## DIRECTIONS FOR THIS TASK
All entries are to be reproduced exactly; the pictures are to be omitted.
==== MATERIAL FOR THIS EXERCISE ====
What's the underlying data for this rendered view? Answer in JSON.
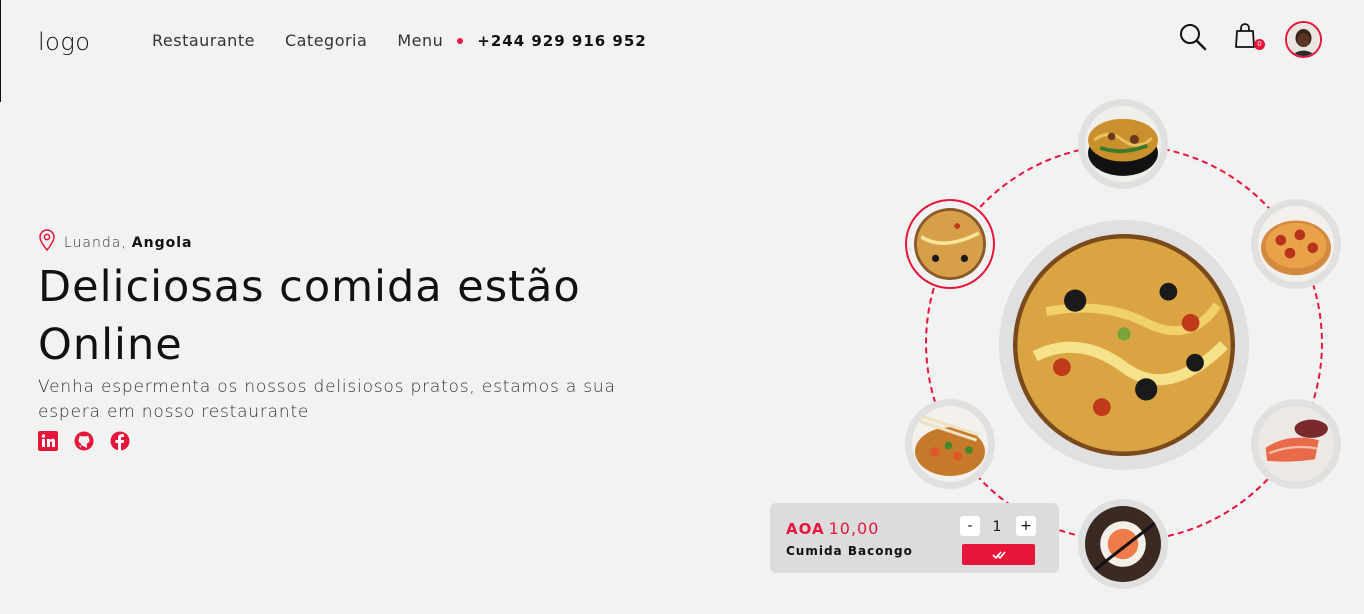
{
  "header": {
    "logo": "logo",
    "nav": [
      {
        "label": "Restaurante"
      },
      {
        "label": "Categoria"
      },
      {
        "label": "Menu"
      }
    ],
    "phone": "+244 929 916 952",
    "cart_count": "0",
    "icons": [
      "search-icon",
      "shopping-bag-icon",
      "user-avatar"
    ]
  },
  "hero": {
    "location_city": "Luanda,",
    "location_country": "Angola",
    "title": "Deliciosas comida estão Online",
    "subtitle": "Venha espermenta os nossos delisiosos pratos, estamos a sua espera em nosso restaurante",
    "social": [
      "linkedin-icon",
      "github-icon",
      "facebook-icon"
    ]
  },
  "product": {
    "currency": "AOA",
    "price": "10,00",
    "name": "Cumida Bacongo",
    "quantity": "1",
    "minus_label": "-",
    "plus_label": "+"
  },
  "colors": {
    "accent": "#e8153a",
    "background": "#f2f2f2"
  }
}
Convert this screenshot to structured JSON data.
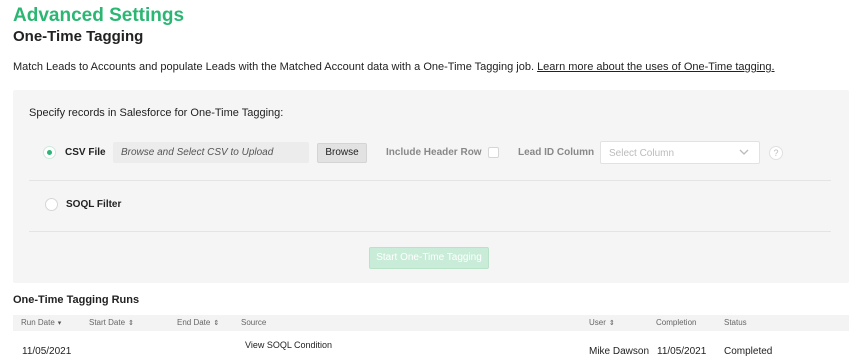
{
  "page": {
    "title": "Advanced Settings",
    "subtitle": "One-Time Tagging",
    "description": "Match Leads to Accounts and populate Leads with the Matched Account data with a One-Time Tagging job.",
    "learn_more_link": "Learn more about the uses of One-Time tagging."
  },
  "panel": {
    "title": "Specify records in Salesforce for One-Time Tagging:",
    "csv": {
      "label": "CSV File",
      "selected": true,
      "file_placeholder": "Browse and Select CSV to Upload",
      "browse_label": "Browse",
      "header_row_label": "Include Header Row",
      "header_row_checked": false,
      "lead_id_label": "Lead ID Column",
      "lead_id_placeholder": "Select Column",
      "help_glyph": "?"
    },
    "soql": {
      "label": "SOQL Filter",
      "selected": false
    },
    "start_button_label": "Start One-Time Tagging",
    "accent_color": "#2bb673"
  },
  "runs": {
    "title": "One-Time Tagging Runs",
    "columns": [
      {
        "label": "Run Date",
        "sort_icon": "caret-down-icon",
        "glyph": "▾"
      },
      {
        "label": "Start Date",
        "sort_icon": "sort-icon",
        "glyph": "⇕"
      },
      {
        "label": "End Date",
        "sort_icon": "sort-icon",
        "glyph": "⇕"
      },
      {
        "label": "Source"
      },
      {
        "label": "User",
        "sort_icon": "sort-icon",
        "glyph": "⇕"
      },
      {
        "label": "Completion"
      },
      {
        "label": "Status"
      }
    ],
    "rows": [
      {
        "run_date": "11/05/2021",
        "start_date": "",
        "end_date": "",
        "source": "View SOQL Condition",
        "user": "Mike Dawson",
        "completion": "11/05/2021",
        "status": "Completed"
      }
    ]
  }
}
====
## RESPONSE AREA
What's the underlying data for this rendered view? Answer in JSON.
{
  "header": {
    "logo": "logo",
    "nav": [
      {
        "label": "Restaurante"
      },
      {
        "label": "Categoria"
      },
      {
        "label": "Menu"
      }
    ],
    "phone": "+244 929 916 952",
    "cart_count": "0",
    "icons": [
      "search-icon",
      "shopping-bag-icon",
      "user-avatar"
    ]
  },
  "hero": {
    "location_city": "Luanda,",
    "location_country": "Angola",
    "title": "Deliciosas comida estão Online",
    "subtitle": "Venha espermenta os nossos delisiosos pratos, estamos a sua espera em nosso restaurante",
    "social": [
      "linkedin-icon",
      "github-icon",
      "facebook-icon"
    ]
  },
  "product": {
    "currency": "AOA",
    "price": "10,00",
    "name": "Cumida Bacongo",
    "quantity": "1",
    "minus_label": "-",
    "plus_label": "+"
  },
  "colors": {
    "accent": "#e8153a",
    "background": "#f2f2f2"
  }
}
Convert this screenshot to structured JSON data.
{
  "page": {
    "title": "Advanced Settings",
    "subtitle": "One-Time Tagging",
    "description": "Match Leads to Accounts and populate Leads with the Matched Account data with a One-Time Tagging job.",
    "learn_more_link": "Learn more about the uses of One-Time tagging."
  },
  "panel": {
    "title": "Specify records in Salesforce for One-Time Tagging:",
    "csv": {
      "label": "CSV File",
      "selected": true,
      "file_placeholder": "Browse and Select CSV to Upload",
      "browse_label": "Browse",
      "header_row_label": "Include Header Row",
      "header_row_checked": false,
      "lead_id_label": "Lead ID Column",
      "lead_id_placeholder": "Select Column",
      "help_glyph": "?"
    },
    "soql": {
      "label": "SOQL Filter",
      "selected": false
    },
    "start_button_label": "Start One-Time Tagging",
    "accent_color": "#2bb673"
  },
  "runs": {
    "title": "One-Time Tagging Runs",
    "columns": [
      {
        "label": "Run Date",
        "sort_icon": "caret-down-icon",
        "glyph": "▾"
      },
      {
        "label": "Start Date",
        "sort_icon": "sort-icon",
        "glyph": "⇕"
      },
      {
        "label": "End Date",
        "sort_icon": "sort-icon",
        "glyph": "⇕"
      },
      {
        "label": "Source"
      },
      {
        "label": "User",
        "sort_icon": "sort-icon",
        "glyph": "⇕"
      },
      {
        "label": "Completion"
      },
      {
        "label": "Status"
      }
    ],
    "rows": [
      {
        "run_date": "11/05/2021",
        "start_date": "",
        "end_date": "",
        "source": "View SOQL Condition",
        "user": "Mike Dawson",
        "completion": "11/05/2021",
        "status": "Completed"
      }
    ]
  }
}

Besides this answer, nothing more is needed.